Even while dictated by common sense, the decision not to have more babies was a tough one. On one hand, I wanted the chance to do it all again. I also wanted a ready-made friend for my son, someone to be there for him, especially later in life. But I wasn't naive, either. I realized the emotional cost of another sibling would be crippling. And what if that child also had developmental challenges?
Our compromise—if you can call it that—was a dog. After all, pets are therapeutic. They make lovable and loyal family members. For a time we considered a service dog. However, the wait was too long, the process too onerous. Then we found the perfect sister for our son: an Olde English Bulldogge (picture the standard bulldog, only taller and healthier).
Though people tend not to think beyond Labradors and Poodles for children with special needs, they should. Far from what their name would suggest, Bullies are an incredibly affectionate and tolerant breed, if stubborn.
We welcomed Rosey into the mix just before Christmas, after much planning and research. The first few days were spent getting to know each other, forming bonds. It didn't take long.
My son loves nothing more than nuzzling her on the sofa. She calms and comforts him. For the most part he is gentle, and we are teaching him to tune in to her needs. He likes feeding her snacks and greeting her first thing in the morning. He is learning to play fetch and tug-of-war.
Of course puppy life is not without its trials. My son dislikes being licked, which is kind of unavoidable with a canine. We remind him that this is how she shows her love. Equally, her whimper—her way of communicating that she is hurt—upsets him.
The real chaos comes when he is distressed. His shrieks tend to excite her. His movements are unpredictable. In his volatile state, she should stay back. Instead she chases after him, causing him to freak out even more.
I won't lie. There have been moments when I've put them both in 'time out'. And though they annoy each other sometimes, they are developing the sibling relationship I'd hoped they would.

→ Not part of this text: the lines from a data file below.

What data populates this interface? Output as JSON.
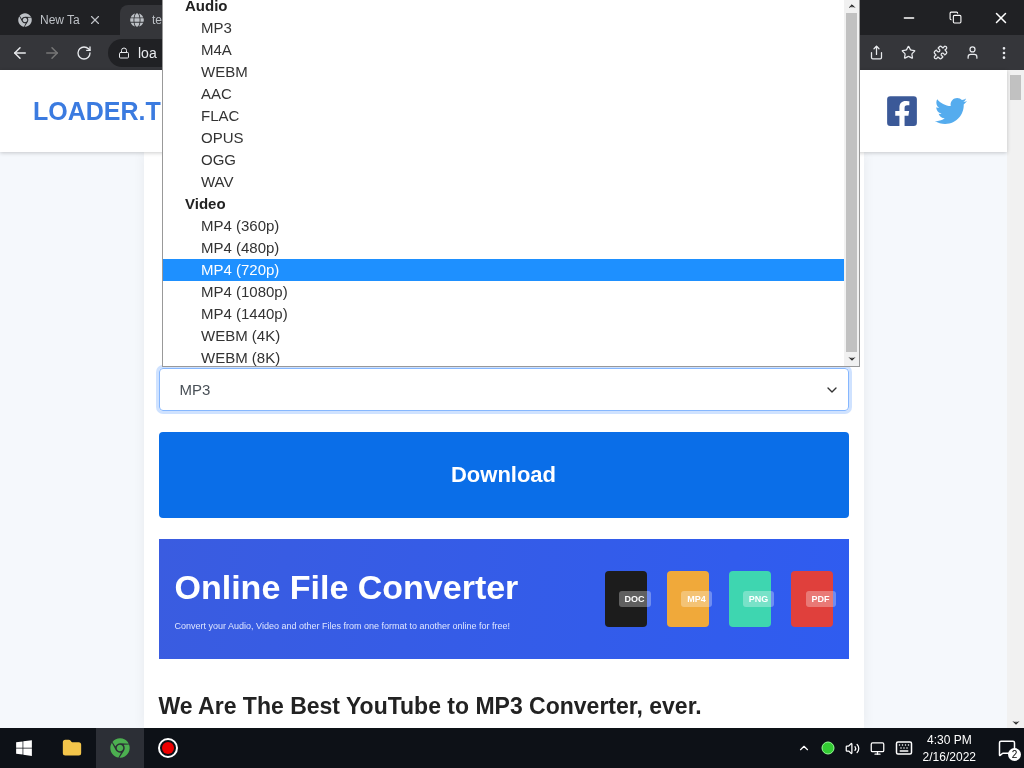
{
  "browser": {
    "tabs": [
      {
        "label": "New Ta",
        "selected": false
      },
      {
        "label": "te",
        "selected": true
      }
    ],
    "address": "loa"
  },
  "site": {
    "logo": "LOADER.T"
  },
  "format_select": {
    "value": "MP3",
    "groups": [
      {
        "label": "Audio",
        "options": [
          {
            "label": "MP3",
            "selected": false
          },
          {
            "label": "M4A",
            "selected": false
          },
          {
            "label": "WEBM",
            "selected": false
          },
          {
            "label": "AAC",
            "selected": false
          },
          {
            "label": "FLAC",
            "selected": false
          },
          {
            "label": "OPUS",
            "selected": false
          },
          {
            "label": "OGG",
            "selected": false
          },
          {
            "label": "WAV",
            "selected": false
          }
        ]
      },
      {
        "label": "Video",
        "options": [
          {
            "label": "MP4 (360p)",
            "selected": false
          },
          {
            "label": "MP4 (480p)",
            "selected": false
          },
          {
            "label": "MP4 (720p)",
            "selected": true
          },
          {
            "label": "MP4 (1080p)",
            "selected": false
          },
          {
            "label": "MP4 (1440p)",
            "selected": false
          },
          {
            "label": "WEBM (4K)",
            "selected": false
          },
          {
            "label": "WEBM (8K)",
            "selected": false
          }
        ]
      }
    ]
  },
  "download_button": "Download",
  "banner": {
    "title": "Online File Converter",
    "subtitle": "Convert your Audio, Video and other Files from one format to another online for free!",
    "files": [
      {
        "label": "DOC",
        "color": "#1c1c1c"
      },
      {
        "label": "MP4",
        "color": "#f0a93a"
      },
      {
        "label": "PNG",
        "color": "#3ed6b0"
      },
      {
        "label": "PDF",
        "color": "#e0403c"
      }
    ]
  },
  "heading": "We Are The Best YouTube to MP3 Converter, ever.",
  "taskbar": {
    "time": "4:30 PM",
    "date": "2/16/2022",
    "notifications": "2"
  }
}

The other day my son read a story in which a girl's pet rabbit dies. He said: "But I don't want Rosey to die." So much for kids on the spectrum lacking empathy! I assured him that she would be with us for a long time to come...
It's true she won't be there for him forever, but for now she is teaching us all valuable lessons in love and understanding.
And they called it puppy love... Pictures of these napping 'siblings' will melt your heart.